Yesterday I actually found myself in a mood to give national radio host Hugh Hewitt a chance to not embarrass himself in talking about Colorado politics. After all, with a great interview early in the show, Hewitt finally acknowledged the existence of rising star and Colorado Congressional candidate Ryan Frazier. (I haven’t listened much lately: has Hugh Hewitt finally noticed Cory Gardner, too?)
But toward the end of the program Hewitt started following the Jane Norton campaign’s lead and bashing the SurveyUSA poll that put Ken Buck ahead of Jane Norton, 53-37. The host asserted in all-too-typical bombastic fashion that the polling sample of 59 percent men vs. 41 percent women wildly skewed the results in Buck’s favor.

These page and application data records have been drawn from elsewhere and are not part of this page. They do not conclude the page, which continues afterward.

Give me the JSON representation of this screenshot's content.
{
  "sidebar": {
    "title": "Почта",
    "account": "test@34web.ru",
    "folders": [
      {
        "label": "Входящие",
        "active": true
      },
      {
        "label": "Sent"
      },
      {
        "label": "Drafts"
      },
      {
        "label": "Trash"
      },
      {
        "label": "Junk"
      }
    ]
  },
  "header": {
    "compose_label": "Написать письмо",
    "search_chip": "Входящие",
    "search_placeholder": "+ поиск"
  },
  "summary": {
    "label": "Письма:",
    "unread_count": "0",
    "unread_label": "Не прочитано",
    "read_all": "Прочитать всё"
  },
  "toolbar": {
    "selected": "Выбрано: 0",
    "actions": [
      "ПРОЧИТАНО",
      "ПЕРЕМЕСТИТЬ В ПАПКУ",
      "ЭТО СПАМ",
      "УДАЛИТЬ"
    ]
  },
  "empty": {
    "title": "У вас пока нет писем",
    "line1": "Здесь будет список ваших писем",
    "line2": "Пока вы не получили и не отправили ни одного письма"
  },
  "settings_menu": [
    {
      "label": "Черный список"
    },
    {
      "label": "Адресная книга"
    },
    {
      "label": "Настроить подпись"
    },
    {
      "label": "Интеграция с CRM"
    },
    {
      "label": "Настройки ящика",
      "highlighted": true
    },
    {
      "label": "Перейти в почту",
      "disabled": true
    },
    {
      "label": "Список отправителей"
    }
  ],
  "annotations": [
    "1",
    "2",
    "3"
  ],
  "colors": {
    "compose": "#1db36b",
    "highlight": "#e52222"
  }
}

Well, there may be a small grain of truth in Hewitt’s criticism (though the conspiratorial broadside against the Denver Post, asserting they want a weaker Republican candidate to go against Michael Bennet, does not withstand scrutiny), it doesn’t amount to much. First of all, the survey sample actually was 57 percent men vs. 43 percent women.
Second, while I tend to think a reasonable analysis would show this August’s GOP primary electorate will be slightly more male than female, even weighting the SurveyUSA poll results to be 50-50 doesn’t help Norton all that much. In fact, weighting the results in this fashion would yield a 52-38 result in favor of Buck rather than 53-37, a less-than-monumental two-point shift.
My read of the recent poll results in the Colorado Republican U.S. Senate primary had been to see Ken Buck with the advantage in a race still very much up for grabs. But the apparent desperation from within the Norton campaign and among some of its leading champions is causing me to make a reassessment of just how commanding Buck’s lead is.